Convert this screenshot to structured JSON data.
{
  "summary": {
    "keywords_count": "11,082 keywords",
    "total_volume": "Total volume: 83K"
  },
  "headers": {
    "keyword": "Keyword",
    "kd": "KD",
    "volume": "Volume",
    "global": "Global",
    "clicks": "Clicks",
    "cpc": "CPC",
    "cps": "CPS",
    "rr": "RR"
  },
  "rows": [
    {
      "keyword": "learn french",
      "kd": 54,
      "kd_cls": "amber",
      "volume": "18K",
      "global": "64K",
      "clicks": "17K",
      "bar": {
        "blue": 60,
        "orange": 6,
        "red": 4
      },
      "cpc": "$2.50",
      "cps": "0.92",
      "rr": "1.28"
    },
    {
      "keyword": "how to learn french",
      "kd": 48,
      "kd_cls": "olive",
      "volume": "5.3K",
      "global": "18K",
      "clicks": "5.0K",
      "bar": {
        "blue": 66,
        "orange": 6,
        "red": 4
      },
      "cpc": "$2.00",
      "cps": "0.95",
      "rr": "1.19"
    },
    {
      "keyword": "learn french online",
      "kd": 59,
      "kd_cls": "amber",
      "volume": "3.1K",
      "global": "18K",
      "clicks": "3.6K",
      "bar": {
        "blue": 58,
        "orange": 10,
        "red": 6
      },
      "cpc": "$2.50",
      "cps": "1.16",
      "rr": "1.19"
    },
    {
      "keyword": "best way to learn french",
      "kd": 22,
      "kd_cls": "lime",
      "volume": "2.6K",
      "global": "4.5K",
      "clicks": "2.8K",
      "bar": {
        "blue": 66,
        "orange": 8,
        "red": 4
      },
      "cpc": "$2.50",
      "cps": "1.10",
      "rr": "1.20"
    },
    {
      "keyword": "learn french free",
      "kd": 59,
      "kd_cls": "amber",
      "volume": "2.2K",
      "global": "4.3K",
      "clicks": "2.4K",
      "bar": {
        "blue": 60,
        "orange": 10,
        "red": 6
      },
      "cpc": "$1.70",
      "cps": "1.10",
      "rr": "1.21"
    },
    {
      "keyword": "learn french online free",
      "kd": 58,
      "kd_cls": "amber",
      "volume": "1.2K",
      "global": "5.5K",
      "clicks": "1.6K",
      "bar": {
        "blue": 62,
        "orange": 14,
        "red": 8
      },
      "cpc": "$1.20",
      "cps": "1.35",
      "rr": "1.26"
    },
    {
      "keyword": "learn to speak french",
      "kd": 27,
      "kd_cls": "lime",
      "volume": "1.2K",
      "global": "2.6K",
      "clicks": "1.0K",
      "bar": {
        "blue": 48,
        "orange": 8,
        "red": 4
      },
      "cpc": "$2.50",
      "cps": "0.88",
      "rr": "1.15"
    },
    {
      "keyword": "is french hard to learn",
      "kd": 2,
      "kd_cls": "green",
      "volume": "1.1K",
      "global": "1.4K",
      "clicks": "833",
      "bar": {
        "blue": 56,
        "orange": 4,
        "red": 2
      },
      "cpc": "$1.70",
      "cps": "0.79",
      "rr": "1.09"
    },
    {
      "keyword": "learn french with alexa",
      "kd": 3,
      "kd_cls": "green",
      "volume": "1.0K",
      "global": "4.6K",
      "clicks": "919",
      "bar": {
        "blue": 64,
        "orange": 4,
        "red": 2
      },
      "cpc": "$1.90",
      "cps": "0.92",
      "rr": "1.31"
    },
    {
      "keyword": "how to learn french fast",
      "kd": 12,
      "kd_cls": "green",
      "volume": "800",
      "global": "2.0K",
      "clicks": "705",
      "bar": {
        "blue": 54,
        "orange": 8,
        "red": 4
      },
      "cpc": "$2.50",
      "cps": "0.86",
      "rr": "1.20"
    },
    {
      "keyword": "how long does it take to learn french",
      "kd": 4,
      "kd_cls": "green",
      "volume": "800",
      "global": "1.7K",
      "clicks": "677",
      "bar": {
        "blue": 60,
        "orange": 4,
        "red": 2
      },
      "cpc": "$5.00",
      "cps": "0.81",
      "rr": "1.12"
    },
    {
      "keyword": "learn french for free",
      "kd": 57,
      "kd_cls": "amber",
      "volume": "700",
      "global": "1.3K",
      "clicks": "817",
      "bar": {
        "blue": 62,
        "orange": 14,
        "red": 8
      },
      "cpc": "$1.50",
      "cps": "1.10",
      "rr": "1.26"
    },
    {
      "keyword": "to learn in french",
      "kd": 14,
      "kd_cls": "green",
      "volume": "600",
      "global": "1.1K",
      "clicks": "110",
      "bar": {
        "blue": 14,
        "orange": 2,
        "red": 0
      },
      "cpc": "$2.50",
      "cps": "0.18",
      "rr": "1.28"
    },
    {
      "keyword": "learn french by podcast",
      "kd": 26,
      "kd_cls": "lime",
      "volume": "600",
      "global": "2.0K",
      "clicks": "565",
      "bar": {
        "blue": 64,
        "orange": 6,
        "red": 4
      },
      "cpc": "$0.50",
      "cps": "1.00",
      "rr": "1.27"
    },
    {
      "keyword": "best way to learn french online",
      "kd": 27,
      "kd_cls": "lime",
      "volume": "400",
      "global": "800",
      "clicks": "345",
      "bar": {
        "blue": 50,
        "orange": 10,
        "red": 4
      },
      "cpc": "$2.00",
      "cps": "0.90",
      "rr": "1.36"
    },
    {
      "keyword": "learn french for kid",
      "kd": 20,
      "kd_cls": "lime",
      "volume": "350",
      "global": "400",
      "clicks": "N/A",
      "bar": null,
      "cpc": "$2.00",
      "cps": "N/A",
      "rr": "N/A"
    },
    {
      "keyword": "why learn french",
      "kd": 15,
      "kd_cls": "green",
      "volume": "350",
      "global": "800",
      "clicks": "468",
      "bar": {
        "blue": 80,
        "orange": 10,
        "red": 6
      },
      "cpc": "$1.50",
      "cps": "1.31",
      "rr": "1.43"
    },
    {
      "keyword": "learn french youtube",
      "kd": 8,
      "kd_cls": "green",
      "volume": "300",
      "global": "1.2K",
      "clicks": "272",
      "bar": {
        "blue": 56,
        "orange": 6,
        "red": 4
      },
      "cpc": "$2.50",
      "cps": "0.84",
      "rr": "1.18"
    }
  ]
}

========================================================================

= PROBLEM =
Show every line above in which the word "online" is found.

= YOUR SOLUTION =
      "keyword": "learn french online",
      "keyword": "learn french online free",
      "keyword": "best way to learn french online",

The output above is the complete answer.